TUESDAY, NOVEMBER 24
Short + Feature: In Rave Danger
Acid Rain and Victoria
Turn up the bass and turn out the lights for two synthy, stroboscopic journeys through Europe’s rave scene underground that capture both its hedonistic highs and crushing comedowns.
WEDNESDAY, NOVEMBER 25
Featuring a new introduction by director Ashley McKenzie
With both sensitivity and brutal honesty, the revelatory feature debut from Ashley McKenzie immerses the viewer in the hardscrabble lives of two methadone addicts locked in a toxic relationship. Drifting through life on Nova Scotia’s Cape Breton Island, twentysomething junkies Blaise (Andrew Gillis) and Vanessa (Bhreagh MacNeil) survive by sleeping in tents and harassing residents into letting them mow their lawns for money in order to finance their next fix. Shooting in oblique close-ups that heighten the sense of disorientation, McKenzie doggedly and courageously refuses to romanticize her characters’ lives, capturing the futility, toil, and frustration that define their existence with startling immediacy. Werewolf is presented alongside two shorts by McKenzie that further showcase her jagged, uncompromising style and feeling for life on the margins.
Features: Werewolf (2016)
Shorts: Stray (2013), 4 Quarters (2015)
THURSDAY, NOVEMBER 26
Short Films by W. C. Fields
The prickly genius of comic curmudgeon W. C. Fields is on display in five classic shorts that showcase his roguish wit and timeless cynicism. Though he made his screen debut in 1915 showing off his slapstick skills in Pool Sharks, the irascible writer-actor had to wait until the sound era of the 1930s for his distinctive drawl and colorful wordplay to find proper appreciation in hilariously antisocial gems like The Barber Shop and the surreal melodramatic satire The Fatal Glass of Beer. Full of antifamily values and brilliantly off-the-cuff one-liners, these shorts are miniature masterpieces of misanthropy from one of the screen’s most sui generis talents.
Featuring: Pool Sharks (1915), The Golf Specialist (1930), The Barbershop (1933), The Fatal Glass of Beer (1933), The Pharmacist (1933)
FRIDAY, NOVEMBER 27
Double Feature: Meet the Author
The Arbor** and Rita, Sue and Bob Too
The turbulent life and brilliant work of British playwright Andrea Dunbar is on display in a formally radical documentary portrait and an incisive comedy of sex and class.
SATURDAY, NOVEMBER 28
Saturday Matinee: The King and the Mockingbird
A favorite of Hayao Miyazaki, this dizzyingly imaginative adaptation of a Hans Christian Andersen fairy tale is one of the true treasures of hand-drawn animation.
SUNDAY, NOVEMBER 29
Directed by Terence Nance

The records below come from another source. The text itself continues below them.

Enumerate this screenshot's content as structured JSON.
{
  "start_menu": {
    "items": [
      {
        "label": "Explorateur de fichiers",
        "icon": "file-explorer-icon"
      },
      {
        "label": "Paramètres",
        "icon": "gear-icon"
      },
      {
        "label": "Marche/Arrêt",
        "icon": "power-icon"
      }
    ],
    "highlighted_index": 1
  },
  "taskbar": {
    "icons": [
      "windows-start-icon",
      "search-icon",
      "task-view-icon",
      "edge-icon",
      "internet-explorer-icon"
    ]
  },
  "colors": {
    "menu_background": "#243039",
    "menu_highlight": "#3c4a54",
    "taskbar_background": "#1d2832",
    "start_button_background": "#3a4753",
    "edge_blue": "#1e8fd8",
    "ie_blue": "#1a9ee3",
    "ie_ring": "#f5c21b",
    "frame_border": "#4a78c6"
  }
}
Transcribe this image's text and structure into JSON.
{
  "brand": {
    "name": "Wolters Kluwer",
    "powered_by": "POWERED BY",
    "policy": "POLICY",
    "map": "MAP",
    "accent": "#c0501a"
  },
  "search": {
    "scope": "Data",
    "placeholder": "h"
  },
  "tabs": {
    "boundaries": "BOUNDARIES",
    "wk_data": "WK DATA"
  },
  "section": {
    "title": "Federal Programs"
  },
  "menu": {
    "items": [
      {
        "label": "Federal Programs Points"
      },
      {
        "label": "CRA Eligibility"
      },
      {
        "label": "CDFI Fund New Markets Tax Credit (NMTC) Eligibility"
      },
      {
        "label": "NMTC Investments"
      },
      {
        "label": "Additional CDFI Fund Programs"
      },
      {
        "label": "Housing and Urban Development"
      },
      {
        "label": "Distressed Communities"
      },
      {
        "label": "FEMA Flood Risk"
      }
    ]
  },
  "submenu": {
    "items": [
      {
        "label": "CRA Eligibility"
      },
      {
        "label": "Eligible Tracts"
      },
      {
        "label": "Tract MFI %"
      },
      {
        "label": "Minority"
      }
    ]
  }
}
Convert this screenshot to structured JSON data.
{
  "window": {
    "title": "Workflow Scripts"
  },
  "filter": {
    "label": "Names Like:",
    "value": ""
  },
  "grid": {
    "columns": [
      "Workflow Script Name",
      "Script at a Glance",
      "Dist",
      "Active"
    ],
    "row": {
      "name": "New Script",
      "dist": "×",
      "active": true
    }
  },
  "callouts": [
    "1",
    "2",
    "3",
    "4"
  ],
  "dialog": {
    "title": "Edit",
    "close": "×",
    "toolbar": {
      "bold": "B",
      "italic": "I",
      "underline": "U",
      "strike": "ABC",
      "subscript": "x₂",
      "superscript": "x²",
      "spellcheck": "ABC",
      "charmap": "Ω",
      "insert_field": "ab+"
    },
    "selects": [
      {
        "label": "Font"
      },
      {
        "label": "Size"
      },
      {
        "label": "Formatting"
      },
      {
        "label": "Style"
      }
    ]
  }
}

Featuring a new conversation between Nance and critic Greg Tate
Beamed straight from his id to your eyeballs, the kaleidoscopic, mind-enhancing visions of Terence Nance swirl surrealism, Afrofuturism, animation, and confessional documentary into exhilaratingly unclassifiable works of free-form abstraction. In his ecstatically innovative feature An Oversimplification of Her Beauty, experimental sketch show Random Acts of Flyness, and a string of visually enthralling short films and music videos, Nance has established himself as one of America’s most forward-thinking filmmakers, a boundary-breaking creative spirit who has the remarkable ability to shape the raw materials of his subconscious into poetic, political, and philosophical expressions of the cosmic sublime.
Features: An Oversimplification of Her Beauty (2012)
Shorts: No Ward (2009), Native Sun (2011), Their Fall Our All (2014), Swimming in Your Skin Again (2015), You and I and You (2015), Univitellin (2016), Jimi Could Have Fallen From the Sky (2017)
MONDAY, NOVEMBER 30
Films by Rithy Panh
The sole member of his family to survive the Cambodian genocide, documentarian Rithy Panh has devoted himself to exorcising the traumas of his country’s past through the cathartic power of cinema. These profoundly moving works—the Academy Award–nominated The Missing Picture, which recreates the lost images of the genocide through clay figurines, and Exile, a poetic rumination on the horrors his family experienced at the hands of the Khmer Rouge—are harrowing and haunting records of human atrocity and unbelievable resilience.
Featuring: The Missing Picture (2013)**, Exile (2016)**